While dodging live powerlines and scorched debris in his car, Harrison says, "I wanted to turn around, but something kept telling me to keep going. . . . I am convinced it was the Spirit guiding me."
When he reached his house, Harrison discovered an apocalyptic-type scene. "The fire was two houses away from my house," he says. "[The homes] were fully engulfed and the winds were probably 50 miles per hour, pushing that fire directly toward my house. There were balls of fire debris falling in my yard and on the roof."
Directly across the street, Harrison saw his neighbor, a petite woman in her later 80s or early 90s, standing alone in her driveway as sparks and charred debris fell all around. "She is standing in her driveway holding her cane and she is just looking around," Harrison says.
Harrison ran to the woman, asking if she had a car and could drive herself to safety. That's when he learned the woman's husband had driven to Chico early that morning. When he heard about the evacuations, the roadblocks had already gone up, keeping him from returning for his wife. Though she had a car, the woman could not drive and was stranded in Paradise, watching the fire approach her home. "The fire was right there, and that little, old lady was going to die. She couldn’t get in her car, she couldn’t run, and the fire—I don’t know how long it takes for 50-mile-per hour winds to blow the fire to her house—I am guessing 15 or 20 minutes," Harrison says.
He continues, "When I saw that lady, the thought came to my mind, 'She is not a member of the Church, but she’s a child of God.' And even though she is old, Father in Heaven was protecting His daughter."
Harrison led the woman to his partner's car and then ran into his home to grab a few important documents and possessions before driving to safety. But Harrison takes none of the credit for saving that woman's life for himself.
"My partner is the one who put her in his patrol car and drove her to safety," Harrison says. "He had turned his ankle that morning, five to seven hours prior, and he wouldn’t go home. He kept working, so he’s the one who saved this lady’s life. . . . He drove her to safety, and he did it with a broken foot."
Harrison also recognizes the role our Heavenly Father played in this experience, and many he's had the days following. "The whole time I’ve been [helping with] the fires—I am on my eighth straight day now—I’ve felt the Spirit with me, and I know it is because my friends and family are praying for me," he says.
While Harrison has been able to witness God's love and hand, even amidst indescribable destruction, he still experienced the loss of his home. And Harrison's home was one of almost 10,000 destroyed. With the death toll at 71 and 1,000 others reported missing after the Camp Fire, some might question how such loss and devastation can fit into a loving Lord's plan of happiness. While we might not have all the answers, Harrison has personally witnessed how Heavenly Father loves and cares for each of His children, even in the midst of heartache.
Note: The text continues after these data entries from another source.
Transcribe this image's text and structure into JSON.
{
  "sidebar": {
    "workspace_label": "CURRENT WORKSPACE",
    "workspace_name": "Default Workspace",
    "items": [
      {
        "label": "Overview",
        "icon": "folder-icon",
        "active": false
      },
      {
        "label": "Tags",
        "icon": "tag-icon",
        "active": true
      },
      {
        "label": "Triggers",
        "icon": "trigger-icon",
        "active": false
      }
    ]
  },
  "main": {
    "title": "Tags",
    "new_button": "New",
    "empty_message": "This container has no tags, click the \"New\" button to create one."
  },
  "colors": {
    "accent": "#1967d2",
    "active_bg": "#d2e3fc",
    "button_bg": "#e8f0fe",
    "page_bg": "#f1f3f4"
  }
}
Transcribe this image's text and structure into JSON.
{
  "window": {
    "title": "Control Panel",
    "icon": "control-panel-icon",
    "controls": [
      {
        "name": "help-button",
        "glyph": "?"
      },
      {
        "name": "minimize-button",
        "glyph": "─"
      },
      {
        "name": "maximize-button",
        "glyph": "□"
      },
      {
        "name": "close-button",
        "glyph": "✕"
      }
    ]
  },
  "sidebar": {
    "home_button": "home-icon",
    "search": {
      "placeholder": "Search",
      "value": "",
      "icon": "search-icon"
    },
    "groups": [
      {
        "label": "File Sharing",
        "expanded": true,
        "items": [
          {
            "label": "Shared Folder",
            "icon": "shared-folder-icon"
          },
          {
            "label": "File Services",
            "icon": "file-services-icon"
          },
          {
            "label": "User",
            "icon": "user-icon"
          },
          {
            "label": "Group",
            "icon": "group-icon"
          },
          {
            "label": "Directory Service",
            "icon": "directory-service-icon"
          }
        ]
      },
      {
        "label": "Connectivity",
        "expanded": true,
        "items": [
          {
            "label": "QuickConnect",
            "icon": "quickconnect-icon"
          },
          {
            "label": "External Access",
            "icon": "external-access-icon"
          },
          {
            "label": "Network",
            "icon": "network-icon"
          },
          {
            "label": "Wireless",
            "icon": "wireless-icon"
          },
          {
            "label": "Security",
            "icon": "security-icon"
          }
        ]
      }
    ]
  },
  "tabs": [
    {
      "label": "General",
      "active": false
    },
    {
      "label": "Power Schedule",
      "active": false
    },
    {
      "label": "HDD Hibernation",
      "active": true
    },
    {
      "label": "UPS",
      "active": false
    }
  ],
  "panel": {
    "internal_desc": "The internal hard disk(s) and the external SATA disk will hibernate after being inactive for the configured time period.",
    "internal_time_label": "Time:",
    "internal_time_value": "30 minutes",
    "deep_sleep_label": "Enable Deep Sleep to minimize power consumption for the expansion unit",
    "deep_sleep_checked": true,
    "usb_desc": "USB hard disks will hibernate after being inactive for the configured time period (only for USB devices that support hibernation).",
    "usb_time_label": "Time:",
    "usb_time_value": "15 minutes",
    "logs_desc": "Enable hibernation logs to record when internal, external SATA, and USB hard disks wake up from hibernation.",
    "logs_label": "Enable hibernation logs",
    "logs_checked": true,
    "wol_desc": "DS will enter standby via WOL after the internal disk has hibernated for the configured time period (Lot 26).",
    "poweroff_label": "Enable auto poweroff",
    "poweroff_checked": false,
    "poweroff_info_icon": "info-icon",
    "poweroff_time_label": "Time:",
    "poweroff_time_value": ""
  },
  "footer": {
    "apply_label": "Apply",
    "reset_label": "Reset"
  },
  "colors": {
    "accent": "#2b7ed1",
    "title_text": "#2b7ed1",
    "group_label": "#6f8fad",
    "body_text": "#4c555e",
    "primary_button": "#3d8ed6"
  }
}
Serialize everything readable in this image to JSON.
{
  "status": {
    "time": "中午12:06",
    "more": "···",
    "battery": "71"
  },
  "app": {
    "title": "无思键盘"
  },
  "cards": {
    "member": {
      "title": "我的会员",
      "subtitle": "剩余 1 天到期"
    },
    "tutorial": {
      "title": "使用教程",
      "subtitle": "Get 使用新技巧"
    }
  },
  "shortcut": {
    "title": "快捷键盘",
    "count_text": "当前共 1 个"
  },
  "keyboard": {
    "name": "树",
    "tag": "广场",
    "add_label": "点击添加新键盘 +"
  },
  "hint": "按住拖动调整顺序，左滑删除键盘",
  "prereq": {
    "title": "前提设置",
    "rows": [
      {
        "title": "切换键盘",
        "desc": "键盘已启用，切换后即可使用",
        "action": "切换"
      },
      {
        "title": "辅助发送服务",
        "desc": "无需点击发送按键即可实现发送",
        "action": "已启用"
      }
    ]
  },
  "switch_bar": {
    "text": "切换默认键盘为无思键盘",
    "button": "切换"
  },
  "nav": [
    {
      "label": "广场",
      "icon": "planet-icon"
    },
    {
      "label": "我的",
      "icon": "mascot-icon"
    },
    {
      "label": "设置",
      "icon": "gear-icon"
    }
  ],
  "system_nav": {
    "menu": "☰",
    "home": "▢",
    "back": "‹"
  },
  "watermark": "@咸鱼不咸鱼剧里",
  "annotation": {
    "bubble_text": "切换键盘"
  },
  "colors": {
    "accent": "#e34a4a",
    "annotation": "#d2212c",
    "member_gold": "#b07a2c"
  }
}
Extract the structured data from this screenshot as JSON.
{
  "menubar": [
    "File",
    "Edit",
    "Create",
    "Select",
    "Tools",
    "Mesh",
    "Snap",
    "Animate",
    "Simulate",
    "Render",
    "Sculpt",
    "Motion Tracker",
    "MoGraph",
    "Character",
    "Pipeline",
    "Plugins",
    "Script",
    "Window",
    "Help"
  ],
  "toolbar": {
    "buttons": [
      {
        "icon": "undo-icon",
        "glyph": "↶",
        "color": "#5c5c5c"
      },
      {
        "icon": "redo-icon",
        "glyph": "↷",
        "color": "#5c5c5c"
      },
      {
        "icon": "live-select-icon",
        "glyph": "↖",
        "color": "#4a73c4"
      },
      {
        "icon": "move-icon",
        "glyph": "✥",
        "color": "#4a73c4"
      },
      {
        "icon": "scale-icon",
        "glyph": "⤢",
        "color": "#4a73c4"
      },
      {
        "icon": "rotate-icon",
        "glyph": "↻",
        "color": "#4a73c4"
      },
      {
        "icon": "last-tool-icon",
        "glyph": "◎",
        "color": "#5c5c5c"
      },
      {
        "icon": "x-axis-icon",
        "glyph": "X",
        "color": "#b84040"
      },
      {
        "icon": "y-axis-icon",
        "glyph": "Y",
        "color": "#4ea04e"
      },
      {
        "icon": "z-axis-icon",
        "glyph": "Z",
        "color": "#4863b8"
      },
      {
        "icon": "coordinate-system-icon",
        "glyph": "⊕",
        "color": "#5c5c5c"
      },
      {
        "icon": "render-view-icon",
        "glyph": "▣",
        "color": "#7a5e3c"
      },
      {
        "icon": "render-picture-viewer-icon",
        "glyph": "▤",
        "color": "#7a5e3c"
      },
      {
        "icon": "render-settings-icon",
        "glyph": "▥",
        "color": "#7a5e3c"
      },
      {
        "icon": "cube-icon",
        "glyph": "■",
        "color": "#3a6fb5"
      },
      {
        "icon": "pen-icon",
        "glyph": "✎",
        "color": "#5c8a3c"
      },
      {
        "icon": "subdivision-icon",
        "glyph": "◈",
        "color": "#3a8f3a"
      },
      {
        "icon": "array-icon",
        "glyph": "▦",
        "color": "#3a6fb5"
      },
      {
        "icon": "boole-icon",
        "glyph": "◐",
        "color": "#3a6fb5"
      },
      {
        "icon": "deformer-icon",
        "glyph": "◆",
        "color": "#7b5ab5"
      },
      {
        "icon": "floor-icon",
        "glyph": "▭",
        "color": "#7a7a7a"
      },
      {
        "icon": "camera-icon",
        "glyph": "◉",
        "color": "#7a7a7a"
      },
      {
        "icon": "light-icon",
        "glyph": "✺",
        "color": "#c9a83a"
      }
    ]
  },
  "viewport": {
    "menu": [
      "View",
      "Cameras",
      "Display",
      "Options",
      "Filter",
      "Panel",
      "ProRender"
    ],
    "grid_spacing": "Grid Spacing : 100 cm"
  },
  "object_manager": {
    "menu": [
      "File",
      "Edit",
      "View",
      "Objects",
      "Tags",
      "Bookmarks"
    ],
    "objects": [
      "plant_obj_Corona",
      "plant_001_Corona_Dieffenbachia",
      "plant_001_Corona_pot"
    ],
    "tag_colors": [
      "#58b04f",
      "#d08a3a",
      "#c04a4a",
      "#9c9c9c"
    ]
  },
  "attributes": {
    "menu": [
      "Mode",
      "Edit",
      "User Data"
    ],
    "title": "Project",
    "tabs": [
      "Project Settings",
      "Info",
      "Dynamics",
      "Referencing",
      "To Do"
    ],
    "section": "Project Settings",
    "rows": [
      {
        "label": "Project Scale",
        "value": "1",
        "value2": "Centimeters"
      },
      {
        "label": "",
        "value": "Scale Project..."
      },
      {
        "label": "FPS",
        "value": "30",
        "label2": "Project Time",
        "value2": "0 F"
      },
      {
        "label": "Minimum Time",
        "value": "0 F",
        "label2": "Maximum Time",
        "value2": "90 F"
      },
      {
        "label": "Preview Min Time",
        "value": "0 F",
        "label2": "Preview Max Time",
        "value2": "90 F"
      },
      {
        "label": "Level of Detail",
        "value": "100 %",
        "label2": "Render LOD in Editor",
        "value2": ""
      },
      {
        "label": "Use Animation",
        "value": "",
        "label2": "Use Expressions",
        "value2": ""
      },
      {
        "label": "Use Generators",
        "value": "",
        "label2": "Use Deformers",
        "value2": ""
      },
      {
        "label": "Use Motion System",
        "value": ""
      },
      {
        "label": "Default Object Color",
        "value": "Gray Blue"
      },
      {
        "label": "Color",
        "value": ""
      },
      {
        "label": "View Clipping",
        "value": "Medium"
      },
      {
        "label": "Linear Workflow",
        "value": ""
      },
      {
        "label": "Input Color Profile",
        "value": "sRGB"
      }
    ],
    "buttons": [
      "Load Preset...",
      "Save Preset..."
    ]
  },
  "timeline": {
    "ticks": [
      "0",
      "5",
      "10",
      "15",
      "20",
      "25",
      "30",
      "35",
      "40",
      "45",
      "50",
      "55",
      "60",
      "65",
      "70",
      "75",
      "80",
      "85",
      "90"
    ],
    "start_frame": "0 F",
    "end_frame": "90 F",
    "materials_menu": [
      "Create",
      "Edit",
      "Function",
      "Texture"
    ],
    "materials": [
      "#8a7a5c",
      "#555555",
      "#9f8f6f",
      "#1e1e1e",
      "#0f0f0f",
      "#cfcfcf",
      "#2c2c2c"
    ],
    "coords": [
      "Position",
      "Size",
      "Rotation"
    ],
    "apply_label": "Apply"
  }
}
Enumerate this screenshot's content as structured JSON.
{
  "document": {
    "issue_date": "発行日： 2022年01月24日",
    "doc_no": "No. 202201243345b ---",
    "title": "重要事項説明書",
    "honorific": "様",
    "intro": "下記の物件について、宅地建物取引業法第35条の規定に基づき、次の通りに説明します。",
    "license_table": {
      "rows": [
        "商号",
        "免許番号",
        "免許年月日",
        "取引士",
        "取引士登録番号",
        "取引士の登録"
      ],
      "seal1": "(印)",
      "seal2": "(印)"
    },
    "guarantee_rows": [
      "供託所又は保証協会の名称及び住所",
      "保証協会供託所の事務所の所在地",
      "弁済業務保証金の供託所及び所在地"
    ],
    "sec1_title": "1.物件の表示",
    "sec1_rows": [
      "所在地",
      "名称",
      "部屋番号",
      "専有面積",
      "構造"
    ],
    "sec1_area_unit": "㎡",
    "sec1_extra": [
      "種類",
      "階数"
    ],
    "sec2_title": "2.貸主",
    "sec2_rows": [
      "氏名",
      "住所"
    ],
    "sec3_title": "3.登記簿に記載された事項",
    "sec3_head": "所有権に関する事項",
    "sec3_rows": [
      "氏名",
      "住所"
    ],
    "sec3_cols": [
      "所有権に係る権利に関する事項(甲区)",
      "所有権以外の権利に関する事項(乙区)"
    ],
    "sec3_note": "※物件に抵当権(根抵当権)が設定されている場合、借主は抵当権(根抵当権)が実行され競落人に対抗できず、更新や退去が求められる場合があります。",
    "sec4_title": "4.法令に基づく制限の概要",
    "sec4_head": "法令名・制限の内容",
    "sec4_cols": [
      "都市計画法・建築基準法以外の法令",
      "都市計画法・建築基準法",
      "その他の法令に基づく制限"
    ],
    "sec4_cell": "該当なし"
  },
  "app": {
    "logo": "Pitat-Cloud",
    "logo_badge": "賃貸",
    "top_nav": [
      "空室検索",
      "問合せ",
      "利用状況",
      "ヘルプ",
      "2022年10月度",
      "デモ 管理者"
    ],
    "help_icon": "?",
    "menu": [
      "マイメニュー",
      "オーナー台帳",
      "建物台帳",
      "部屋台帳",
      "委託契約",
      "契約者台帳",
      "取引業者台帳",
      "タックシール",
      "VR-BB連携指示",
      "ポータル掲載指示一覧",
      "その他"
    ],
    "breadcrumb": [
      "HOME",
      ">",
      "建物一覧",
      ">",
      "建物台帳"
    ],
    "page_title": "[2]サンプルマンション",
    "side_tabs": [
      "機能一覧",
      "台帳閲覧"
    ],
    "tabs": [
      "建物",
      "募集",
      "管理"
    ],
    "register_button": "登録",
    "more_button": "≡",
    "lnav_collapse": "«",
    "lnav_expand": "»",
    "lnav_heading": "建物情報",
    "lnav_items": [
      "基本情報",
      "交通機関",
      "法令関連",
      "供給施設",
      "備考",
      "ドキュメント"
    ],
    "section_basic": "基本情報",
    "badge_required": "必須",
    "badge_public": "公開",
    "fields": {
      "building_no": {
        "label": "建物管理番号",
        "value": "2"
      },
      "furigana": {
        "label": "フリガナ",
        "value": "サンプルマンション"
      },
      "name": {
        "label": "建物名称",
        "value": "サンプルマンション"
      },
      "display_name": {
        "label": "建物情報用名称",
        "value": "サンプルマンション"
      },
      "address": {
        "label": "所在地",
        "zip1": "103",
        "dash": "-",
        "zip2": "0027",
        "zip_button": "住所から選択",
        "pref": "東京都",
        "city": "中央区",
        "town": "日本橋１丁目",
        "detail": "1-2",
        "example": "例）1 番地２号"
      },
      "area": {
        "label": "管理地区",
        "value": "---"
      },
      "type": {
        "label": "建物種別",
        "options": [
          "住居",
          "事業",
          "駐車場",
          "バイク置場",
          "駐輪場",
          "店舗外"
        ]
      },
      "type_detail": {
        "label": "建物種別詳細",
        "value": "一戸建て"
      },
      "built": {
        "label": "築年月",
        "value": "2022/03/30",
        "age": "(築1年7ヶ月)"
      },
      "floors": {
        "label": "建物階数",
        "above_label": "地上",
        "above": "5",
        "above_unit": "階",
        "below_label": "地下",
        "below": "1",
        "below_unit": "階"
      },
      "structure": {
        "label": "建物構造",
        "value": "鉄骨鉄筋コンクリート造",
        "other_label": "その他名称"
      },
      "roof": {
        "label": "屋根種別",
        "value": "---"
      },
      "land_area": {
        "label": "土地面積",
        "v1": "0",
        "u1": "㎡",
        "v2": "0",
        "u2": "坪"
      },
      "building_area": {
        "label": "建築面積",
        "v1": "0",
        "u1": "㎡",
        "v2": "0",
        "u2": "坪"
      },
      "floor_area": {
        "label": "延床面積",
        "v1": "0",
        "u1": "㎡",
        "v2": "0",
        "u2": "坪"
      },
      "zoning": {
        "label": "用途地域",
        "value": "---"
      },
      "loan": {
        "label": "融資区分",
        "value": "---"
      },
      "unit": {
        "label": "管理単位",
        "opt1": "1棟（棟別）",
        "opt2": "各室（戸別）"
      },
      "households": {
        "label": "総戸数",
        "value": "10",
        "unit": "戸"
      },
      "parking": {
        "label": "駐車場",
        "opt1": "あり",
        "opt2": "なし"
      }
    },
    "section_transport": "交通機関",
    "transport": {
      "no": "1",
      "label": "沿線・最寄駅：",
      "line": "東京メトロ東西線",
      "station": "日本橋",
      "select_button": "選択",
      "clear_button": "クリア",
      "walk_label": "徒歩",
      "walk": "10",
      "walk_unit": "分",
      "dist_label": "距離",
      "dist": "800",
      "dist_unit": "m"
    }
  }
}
And, he adds to those who might now be suffering now, "There’s a lot of us that have lost our homes up in Paradise . . . and I just keep telling them we’re all in this together and we are going to get through this, someway, somehow . . . that’s my faith."